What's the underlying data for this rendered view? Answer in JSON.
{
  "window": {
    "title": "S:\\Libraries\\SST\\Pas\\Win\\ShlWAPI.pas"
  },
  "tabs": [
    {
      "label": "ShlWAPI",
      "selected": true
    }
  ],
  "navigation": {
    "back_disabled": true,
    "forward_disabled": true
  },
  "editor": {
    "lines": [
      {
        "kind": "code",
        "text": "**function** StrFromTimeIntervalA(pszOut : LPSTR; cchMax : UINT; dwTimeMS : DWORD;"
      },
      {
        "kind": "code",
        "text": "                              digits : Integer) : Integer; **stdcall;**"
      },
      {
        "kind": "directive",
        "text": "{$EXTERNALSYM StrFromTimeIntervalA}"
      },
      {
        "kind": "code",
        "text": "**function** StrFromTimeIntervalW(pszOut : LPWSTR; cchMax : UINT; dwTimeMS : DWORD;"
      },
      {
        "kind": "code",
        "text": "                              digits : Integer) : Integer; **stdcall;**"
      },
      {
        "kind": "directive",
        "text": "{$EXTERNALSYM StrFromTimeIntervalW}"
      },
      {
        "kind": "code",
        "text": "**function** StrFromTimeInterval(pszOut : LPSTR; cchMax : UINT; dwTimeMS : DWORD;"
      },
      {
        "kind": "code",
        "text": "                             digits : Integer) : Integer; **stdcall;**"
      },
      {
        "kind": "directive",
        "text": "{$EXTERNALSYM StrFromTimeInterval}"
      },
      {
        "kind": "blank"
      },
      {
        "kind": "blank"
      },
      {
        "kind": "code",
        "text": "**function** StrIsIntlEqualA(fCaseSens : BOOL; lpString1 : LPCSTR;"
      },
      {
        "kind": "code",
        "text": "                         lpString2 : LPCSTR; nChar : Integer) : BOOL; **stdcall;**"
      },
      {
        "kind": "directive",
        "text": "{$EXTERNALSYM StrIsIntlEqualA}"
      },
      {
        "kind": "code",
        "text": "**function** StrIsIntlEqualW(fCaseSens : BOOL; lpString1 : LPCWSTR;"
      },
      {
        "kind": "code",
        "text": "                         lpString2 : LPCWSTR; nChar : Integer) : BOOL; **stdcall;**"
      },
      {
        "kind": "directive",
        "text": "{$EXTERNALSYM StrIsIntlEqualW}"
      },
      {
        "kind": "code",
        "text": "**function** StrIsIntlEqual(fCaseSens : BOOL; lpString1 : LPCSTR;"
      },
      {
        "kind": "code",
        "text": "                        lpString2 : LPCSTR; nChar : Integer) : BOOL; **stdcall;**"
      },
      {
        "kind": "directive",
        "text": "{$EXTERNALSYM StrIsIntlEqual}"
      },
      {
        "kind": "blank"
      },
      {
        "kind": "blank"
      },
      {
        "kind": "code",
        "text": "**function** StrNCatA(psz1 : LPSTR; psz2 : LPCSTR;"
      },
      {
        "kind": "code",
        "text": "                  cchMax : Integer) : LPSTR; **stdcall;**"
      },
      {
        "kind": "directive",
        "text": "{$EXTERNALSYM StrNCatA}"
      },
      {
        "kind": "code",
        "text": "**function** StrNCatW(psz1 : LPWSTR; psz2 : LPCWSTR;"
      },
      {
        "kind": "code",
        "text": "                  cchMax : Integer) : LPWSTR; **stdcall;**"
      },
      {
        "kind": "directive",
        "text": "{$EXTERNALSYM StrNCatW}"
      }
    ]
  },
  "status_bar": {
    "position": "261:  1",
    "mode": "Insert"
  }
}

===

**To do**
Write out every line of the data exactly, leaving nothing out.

**Exercise result**
What's the underlying data for this rendered view? Answer in JSON.
{
  "window": {
    "title": "S:\\Libraries\\SST\\Pas\\Win\\ShlWAPI.pas"
  },
  "tabs": [
    {
      "label": "ShlWAPI",
      "selected": true
    }
  ],
  "navigation": {
    "back_disabled": true,
    "forward_disabled": true
  },
  "editor": {
    "lines": [
      {
        "kind": "code",
        "text": "**function** StrFromTimeIntervalA(pszOut : LPSTR; cchMax : UINT; dwTimeMS : DWORD;"
      },
      {
        "kind": "code",
        "text": "                              digits : Integer) : Integer; **stdcall;**"
      },
      {
        "kind": "directive",
        "text": "{$EXTERNALSYM StrFromTimeIntervalA}"
      },
      {
        "kind": "code",
        "text": "**function** StrFromTimeIntervalW(pszOut : LPWSTR; cchMax : UINT; dwTimeMS : DWORD;"
      },
      {
        "kind": "code",
        "text": "                              digits : Integer) : Integer; **stdcall;**"
      },
      {
        "kind": "directive",
        "text": "{$EXTERNALSYM StrFromTimeIntervalW}"
      },
      {
        "kind": "code",
        "text": "**function** StrFromTimeInterval(pszOut : LPSTR; cchMax : UINT; dwTimeMS : DWORD;"
      },
      {
        "kind": "code",
        "text": "                             digits : Integer) : Integer; **stdcall;**"
      },
      {
        "kind": "directive",
        "text": "{$EXTERNALSYM StrFromTimeInterval}"
      },
      {
        "kind": "blank"
      },
      {
        "kind": "blank"
      },
      {
        "kind": "code",
        "text": "**function** StrIsIntlEqualA(fCaseSens : BOOL; lpString1 : LPCSTR;"
      },
      {
        "kind": "code",
        "text": "                         lpString2 : LPCSTR; nChar : Integer) : BOOL; **stdcall;**"
      },
      {
        "kind": "directive",
        "text": "{$EXTERNALSYM StrIsIntlEqualA}"
      },
      {
        "kind": "code",
        "text": "**function** StrIsIntlEqualW(fCaseSens : BOOL; lpString1 : LPCWSTR;"
      },
      {
        "kind": "code",
        "text": "                         lpString2 : LPCWSTR; nChar : Integer) : BOOL; **stdcall;**"
      },
      {
        "kind": "directive",
        "text": "{$EXTERNALSYM StrIsIntlEqualW}"
      },
      {
        "kind": "code",
        "text": "**function** StrIsIntlEqual(fCaseSens : BOOL; lpString1 : LPCSTR;"
      },
      {
        "kind": "code",
        "text": "                        lpString2 : LPCSTR; nChar : Integer) : BOOL; **stdcall;**"
      },
      {
        "kind": "directive",
        "text": "{$EXTERNALSYM StrIsIntlEqual}"
      },
      {
        "kind": "blank"
      },
      {
        "kind": "blank"
      },
      {
        "kind": "code",
        "text": "**function** StrNCatA(psz1 : LPSTR; psz2 : LPCSTR;"
      },
      {
        "kind": "code",
        "text": "                  cchMax : Integer) : LPSTR; **stdcall;**"
      },
      {
        "kind": "directive",
        "text": "{$EXTERNALSYM StrNCatA}"
      },
      {
        "kind": "code",
        "text": "**function** StrNCatW(psz1 : LPWSTR; psz2 : LPCWSTR;"
      },
      {
        "kind": "code",
        "text": "                  cchMax : Integer) : LPWSTR; **stdcall;**"
      },
      {
        "kind": "directive",
        "text": "{$EXTERNALSYM StrNCatW}"
      }
    ]
  },
  "status_bar": {
    "position": "261:  1",
    "mode": "Insert"
  }
}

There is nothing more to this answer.